  6. You are the absolute best Elise. Isabel and I have piano wars. I stopped nagging and she was playing well all by herself for a while. Then she stopped practicing very much at all and I still didn't say anything. She had a piece that she was avoiding- it was a duet that she would play in a big festival. She had to audition for it and she didn't get in. It was really sad for her. Her teacher wanted her to do a lower level, but I felt like she needed a little natural consequence. It was sad to see her not succeed. She saw the costume and was really upset about it. So not fun. A
    I am so glad Claire is reading the book. It is funny how all of my kids had varying degrees of enjoyment (and complete frustration) with that book, but they all learned. Noah is doing really well in kindergarten and he was my most resistant.

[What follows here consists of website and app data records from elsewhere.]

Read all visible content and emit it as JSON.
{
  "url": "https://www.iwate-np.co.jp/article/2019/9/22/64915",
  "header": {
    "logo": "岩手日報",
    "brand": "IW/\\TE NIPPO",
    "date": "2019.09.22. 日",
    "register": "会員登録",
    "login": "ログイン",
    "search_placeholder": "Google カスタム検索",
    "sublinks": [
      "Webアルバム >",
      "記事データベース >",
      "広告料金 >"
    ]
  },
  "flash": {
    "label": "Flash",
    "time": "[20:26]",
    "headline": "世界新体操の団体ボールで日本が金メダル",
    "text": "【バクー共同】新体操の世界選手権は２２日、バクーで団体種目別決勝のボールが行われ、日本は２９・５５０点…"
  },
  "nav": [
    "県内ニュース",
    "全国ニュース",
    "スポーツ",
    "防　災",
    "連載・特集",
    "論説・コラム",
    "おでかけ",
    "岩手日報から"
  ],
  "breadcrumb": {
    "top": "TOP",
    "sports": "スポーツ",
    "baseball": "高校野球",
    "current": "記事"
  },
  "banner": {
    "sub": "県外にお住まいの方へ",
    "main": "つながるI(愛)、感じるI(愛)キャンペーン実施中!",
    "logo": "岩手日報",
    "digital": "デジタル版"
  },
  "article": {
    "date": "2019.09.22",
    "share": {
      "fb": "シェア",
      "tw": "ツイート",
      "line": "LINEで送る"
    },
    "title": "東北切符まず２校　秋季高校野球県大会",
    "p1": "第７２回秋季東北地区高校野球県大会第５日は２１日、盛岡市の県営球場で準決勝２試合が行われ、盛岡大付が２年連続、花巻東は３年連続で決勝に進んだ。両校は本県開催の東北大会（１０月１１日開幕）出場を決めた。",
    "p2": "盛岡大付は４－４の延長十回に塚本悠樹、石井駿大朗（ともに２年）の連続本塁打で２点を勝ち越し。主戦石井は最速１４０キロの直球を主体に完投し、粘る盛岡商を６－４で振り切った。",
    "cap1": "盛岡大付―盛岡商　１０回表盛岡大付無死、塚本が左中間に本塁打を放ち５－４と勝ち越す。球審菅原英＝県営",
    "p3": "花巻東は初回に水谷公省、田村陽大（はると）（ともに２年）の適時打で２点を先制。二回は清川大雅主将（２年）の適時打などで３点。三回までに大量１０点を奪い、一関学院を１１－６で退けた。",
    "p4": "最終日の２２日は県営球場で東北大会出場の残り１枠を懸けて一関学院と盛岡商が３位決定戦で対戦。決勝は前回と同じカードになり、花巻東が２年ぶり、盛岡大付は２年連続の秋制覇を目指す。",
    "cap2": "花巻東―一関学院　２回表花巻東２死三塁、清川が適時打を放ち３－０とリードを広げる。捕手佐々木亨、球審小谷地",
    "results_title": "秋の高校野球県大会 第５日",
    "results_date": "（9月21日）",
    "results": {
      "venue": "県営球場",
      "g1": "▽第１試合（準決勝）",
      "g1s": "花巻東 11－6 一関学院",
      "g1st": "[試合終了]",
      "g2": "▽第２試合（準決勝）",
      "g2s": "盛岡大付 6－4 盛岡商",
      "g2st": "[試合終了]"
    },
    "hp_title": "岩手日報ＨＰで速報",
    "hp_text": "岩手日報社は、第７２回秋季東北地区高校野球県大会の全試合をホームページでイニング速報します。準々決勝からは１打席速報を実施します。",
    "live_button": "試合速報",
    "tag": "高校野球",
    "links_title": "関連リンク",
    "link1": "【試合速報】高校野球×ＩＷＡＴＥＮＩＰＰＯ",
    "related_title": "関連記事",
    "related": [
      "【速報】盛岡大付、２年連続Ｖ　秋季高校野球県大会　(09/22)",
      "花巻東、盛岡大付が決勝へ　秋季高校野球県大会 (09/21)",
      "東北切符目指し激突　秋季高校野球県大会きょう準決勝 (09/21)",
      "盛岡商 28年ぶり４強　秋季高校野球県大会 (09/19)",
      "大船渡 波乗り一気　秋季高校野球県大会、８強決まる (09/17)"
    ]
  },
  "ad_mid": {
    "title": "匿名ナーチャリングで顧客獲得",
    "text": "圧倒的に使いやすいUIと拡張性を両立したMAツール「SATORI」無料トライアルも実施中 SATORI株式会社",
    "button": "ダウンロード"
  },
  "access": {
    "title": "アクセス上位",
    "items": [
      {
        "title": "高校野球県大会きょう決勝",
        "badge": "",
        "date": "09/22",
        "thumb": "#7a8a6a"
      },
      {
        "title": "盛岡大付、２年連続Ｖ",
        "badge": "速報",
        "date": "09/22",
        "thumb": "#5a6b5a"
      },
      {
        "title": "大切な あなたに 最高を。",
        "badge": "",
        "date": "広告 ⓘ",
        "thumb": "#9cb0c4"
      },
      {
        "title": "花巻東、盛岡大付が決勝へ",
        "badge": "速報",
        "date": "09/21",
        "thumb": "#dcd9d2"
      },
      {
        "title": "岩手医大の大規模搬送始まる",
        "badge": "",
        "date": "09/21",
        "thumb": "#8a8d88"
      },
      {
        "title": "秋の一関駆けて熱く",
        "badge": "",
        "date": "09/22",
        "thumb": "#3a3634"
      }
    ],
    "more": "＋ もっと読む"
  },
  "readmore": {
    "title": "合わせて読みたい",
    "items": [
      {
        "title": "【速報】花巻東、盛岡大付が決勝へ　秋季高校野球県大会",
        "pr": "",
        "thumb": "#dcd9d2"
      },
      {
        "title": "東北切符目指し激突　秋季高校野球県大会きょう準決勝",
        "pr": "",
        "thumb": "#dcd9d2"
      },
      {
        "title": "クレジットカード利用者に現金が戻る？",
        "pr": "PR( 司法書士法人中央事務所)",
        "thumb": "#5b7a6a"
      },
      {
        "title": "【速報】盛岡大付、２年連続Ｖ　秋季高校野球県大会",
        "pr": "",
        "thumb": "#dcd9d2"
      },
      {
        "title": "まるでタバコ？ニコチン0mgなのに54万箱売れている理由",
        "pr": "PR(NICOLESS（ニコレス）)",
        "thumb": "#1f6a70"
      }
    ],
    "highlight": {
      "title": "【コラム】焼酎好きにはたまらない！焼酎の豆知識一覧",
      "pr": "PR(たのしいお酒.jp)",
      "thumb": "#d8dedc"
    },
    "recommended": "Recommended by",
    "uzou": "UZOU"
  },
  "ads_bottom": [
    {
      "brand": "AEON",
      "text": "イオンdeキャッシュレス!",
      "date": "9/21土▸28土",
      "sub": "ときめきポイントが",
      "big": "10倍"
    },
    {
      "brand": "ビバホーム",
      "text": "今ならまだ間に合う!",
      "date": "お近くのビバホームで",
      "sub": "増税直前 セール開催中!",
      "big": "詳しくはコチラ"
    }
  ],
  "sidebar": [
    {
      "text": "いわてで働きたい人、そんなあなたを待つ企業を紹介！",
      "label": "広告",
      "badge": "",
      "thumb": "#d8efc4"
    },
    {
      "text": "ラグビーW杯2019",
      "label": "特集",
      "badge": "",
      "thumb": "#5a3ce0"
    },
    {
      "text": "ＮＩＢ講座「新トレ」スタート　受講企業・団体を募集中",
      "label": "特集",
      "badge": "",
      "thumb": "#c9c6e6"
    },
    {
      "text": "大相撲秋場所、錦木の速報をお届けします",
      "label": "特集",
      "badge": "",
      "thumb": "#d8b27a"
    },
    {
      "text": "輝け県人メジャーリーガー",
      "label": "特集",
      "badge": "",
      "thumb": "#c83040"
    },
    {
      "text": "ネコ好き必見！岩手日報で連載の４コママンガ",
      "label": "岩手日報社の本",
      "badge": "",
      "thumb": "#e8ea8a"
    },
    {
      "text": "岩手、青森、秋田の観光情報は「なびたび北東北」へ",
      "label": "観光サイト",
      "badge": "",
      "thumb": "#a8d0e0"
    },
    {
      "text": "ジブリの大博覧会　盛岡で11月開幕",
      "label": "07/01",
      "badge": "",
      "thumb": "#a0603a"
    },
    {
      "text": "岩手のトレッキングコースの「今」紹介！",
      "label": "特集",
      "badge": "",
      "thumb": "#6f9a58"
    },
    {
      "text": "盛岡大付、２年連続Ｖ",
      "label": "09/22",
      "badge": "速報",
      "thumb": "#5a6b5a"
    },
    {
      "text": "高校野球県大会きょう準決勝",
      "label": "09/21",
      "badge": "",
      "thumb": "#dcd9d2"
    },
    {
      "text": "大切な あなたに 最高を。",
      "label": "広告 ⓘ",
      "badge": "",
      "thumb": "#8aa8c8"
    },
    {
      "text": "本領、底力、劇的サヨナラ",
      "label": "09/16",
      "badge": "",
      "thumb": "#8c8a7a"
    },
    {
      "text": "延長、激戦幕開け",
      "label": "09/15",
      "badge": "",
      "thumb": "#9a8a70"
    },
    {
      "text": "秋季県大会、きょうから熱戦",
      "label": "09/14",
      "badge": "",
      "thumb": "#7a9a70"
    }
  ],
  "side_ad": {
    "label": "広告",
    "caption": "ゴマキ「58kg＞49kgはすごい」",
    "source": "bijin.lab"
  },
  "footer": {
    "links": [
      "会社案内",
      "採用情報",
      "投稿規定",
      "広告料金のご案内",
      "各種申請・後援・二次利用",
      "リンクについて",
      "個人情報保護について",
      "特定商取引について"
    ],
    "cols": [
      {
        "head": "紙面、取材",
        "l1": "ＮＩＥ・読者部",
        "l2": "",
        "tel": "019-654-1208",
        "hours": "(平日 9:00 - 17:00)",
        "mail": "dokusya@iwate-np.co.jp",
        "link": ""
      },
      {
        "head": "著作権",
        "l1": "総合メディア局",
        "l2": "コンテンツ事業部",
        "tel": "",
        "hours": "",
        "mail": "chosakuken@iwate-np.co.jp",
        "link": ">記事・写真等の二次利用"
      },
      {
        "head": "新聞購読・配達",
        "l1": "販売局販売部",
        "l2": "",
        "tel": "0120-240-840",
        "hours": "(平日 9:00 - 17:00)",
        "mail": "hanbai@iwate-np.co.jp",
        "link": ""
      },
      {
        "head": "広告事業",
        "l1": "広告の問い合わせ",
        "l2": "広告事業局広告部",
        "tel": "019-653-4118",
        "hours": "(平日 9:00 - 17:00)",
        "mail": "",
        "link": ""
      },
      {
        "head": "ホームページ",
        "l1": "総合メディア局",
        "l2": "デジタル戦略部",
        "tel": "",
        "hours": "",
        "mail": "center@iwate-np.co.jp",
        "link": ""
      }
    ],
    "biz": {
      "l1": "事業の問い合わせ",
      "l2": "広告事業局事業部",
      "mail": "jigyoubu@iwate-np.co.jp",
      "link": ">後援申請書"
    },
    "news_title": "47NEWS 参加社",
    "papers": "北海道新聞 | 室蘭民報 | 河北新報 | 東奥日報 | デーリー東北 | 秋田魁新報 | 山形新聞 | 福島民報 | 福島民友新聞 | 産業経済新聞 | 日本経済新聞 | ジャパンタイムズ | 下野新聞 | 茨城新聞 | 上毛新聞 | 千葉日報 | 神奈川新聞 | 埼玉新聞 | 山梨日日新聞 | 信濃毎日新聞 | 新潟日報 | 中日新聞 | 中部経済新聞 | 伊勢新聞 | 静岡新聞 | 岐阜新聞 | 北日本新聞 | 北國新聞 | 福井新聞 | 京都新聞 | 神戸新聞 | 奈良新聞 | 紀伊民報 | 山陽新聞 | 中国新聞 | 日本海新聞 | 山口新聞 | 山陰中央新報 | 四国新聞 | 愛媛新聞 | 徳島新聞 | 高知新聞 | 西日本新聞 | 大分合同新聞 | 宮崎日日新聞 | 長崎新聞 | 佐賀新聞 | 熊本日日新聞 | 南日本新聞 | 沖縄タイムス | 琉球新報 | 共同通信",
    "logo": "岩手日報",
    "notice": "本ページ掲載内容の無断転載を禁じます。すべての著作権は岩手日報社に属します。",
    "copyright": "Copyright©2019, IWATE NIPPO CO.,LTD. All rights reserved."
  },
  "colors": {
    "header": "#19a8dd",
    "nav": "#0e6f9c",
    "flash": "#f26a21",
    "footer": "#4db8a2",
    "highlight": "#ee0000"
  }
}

  7. So when I was in 1st grade, Mom tried to give me a piano lesson - once. She told me that she was either going to kill my love of her or my love of music, so she let go of forcing me to play. Years later, I got the bug all on my own and spent hours practicing just for the love of playing. I don't know how normal my personal experience is, but I do know that my best friend in High School's mother would nag her daughter about not practicing the piano and why couldn't she do as well as me. Not necessarily a fair thing for her to say, but the idea of comparing with another wasn't taboo back then. So what I'm trying to say is, just as reading is like potty training in your later post, playing the piano also could be a play it by ear and see when the desire and love grab her. Then when that happens, it's time to encourage/help her with the piano. Just my own feelings, although I haven't taught for as long as the two women who commented earlier, so feel free to take this with a grain of salt. : ) Much love!!!

  8. Just an FYI - the bug/love of piano didn't come to me until the ninth grade (just a trickle) and then full force in eleventh grade. And if I do say so myself, I think I play pretty darn well. : )

  9. Oh Elise. I love you. You must know this.

    But, you cannot sit with her and pick apart the way she plays. My mom did this. I still haven't forgiven her. And, I'm not even joking. I am sure you are much nicer than my mom was. She screamed at me to play the right notes. To pay attention. To play slower, faster, more stocatto, louder, etc. I remember getting spanked on more than one ocassion because my mom felt that I wasn't trying ... or I was intentionally not doing my best. No, I'm not lying. It. Was. Nerve. Wrecking.

    Feel like a better mom now? I seriously doubt you've done any of those things.

    I am not a natural piano player, in that, I cannot sight read. Period. Every piece I ever learned, I had to practice over and over and over. And, I started playing at the age of 5 and I was forced, yes forced, I begged and begged to quit, to play until the age of 18. We could quit when we could pick up a Hymn book and play any Hymn the book opened to, or when we turned 18. Well, the age of 18 came first.

    I quit, for real, the day I turned 18. And guess what? I have never played another note on any piano since then. Not one. 13 years of piano ... down. the. drain. And, I was a great pianist. I played Beethoven, Mozart, Bach, Rachmaninoff, etc. and was classical taught. My parents shelled out $90/hour for my lessons.


    By the age of 6 or 7, my mom had literally RUINED it for me. It was over. And I somehow, magically, hung in there for another 11/12 years until I was allowed to quit. I don't know what it was about her constant scrutiny over my piano playing that caused my overwhelming disdain for playing the piano. But, she made me feel completely and totally inadequate in that area and I never got over it. Never felt confident. Never embraced it because I never felt good enough.

    It's funny ... the way that things translate to a 6/7 year old. And, it's a fine line between teaching them a lesson that they'll look back on and appreciate ... and completely blowing it and creating such painful memories that 23-24 years later your kid still hasn't forgotten or forgiven you.

    So, I love you. You know this. But, tread lightly. And decide if the battle is really worth losing the war over. Just my two cents, but like I said, I was traumatized. Still sort of am. ;)